EXERCISE:
All lines of the material should be given again exactly.

* * * * * * *

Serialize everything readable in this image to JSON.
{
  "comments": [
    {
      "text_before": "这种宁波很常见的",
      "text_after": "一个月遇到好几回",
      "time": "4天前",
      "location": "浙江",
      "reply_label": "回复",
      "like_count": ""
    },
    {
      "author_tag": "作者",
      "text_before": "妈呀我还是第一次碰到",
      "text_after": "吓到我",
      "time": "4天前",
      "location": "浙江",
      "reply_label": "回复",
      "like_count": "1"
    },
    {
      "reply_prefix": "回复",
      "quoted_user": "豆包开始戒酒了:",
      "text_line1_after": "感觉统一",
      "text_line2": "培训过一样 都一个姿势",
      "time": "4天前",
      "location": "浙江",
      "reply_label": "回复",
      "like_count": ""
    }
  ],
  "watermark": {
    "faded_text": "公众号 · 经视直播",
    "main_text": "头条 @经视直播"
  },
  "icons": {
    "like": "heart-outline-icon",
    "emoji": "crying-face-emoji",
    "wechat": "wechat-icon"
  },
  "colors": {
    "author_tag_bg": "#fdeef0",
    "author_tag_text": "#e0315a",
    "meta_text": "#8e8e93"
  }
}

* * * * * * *

REPLY TO THE EXERCISE:
Serialize everything readable in this image to JSON.
{
  "comments": [
    {
      "text_before": "这种宁波很常见的",
      "text_after": "一个月遇到好几回",
      "time": "4天前",
      "location": "浙江",
      "reply_label": "回复",
      "like_count": ""
    },
    {
      "author_tag": "作者",
      "text_before": "妈呀我还是第一次碰到",
      "text_after": "吓到我",
      "time": "4天前",
      "location": "浙江",
      "reply_label": "回复",
      "like_count": "1"
    },
    {
      "reply_prefix": "回复",
      "quoted_user": "豆包开始戒酒了:",
      "text_line1_after": "感觉统一",
      "text_line2": "培训过一样 都一个姿势",
      "time": "4天前",
      "location": "浙江",
      "reply_label": "回复",
      "like_count": ""
    }
  ],
  "watermark": {
    "faded_text": "公众号 · 经视直播",
    "main_text": "头条 @经视直播"
  },
  "icons": {
    "like": "heart-outline-icon",
    "emoji": "crying-face-emoji",
    "wechat": "wechat-icon"
  },
  "colors": {
    "author_tag_bg": "#fdeef0",
    "author_tag_text": "#e0315a",
    "meta_text": "#8e8e93"
  }
}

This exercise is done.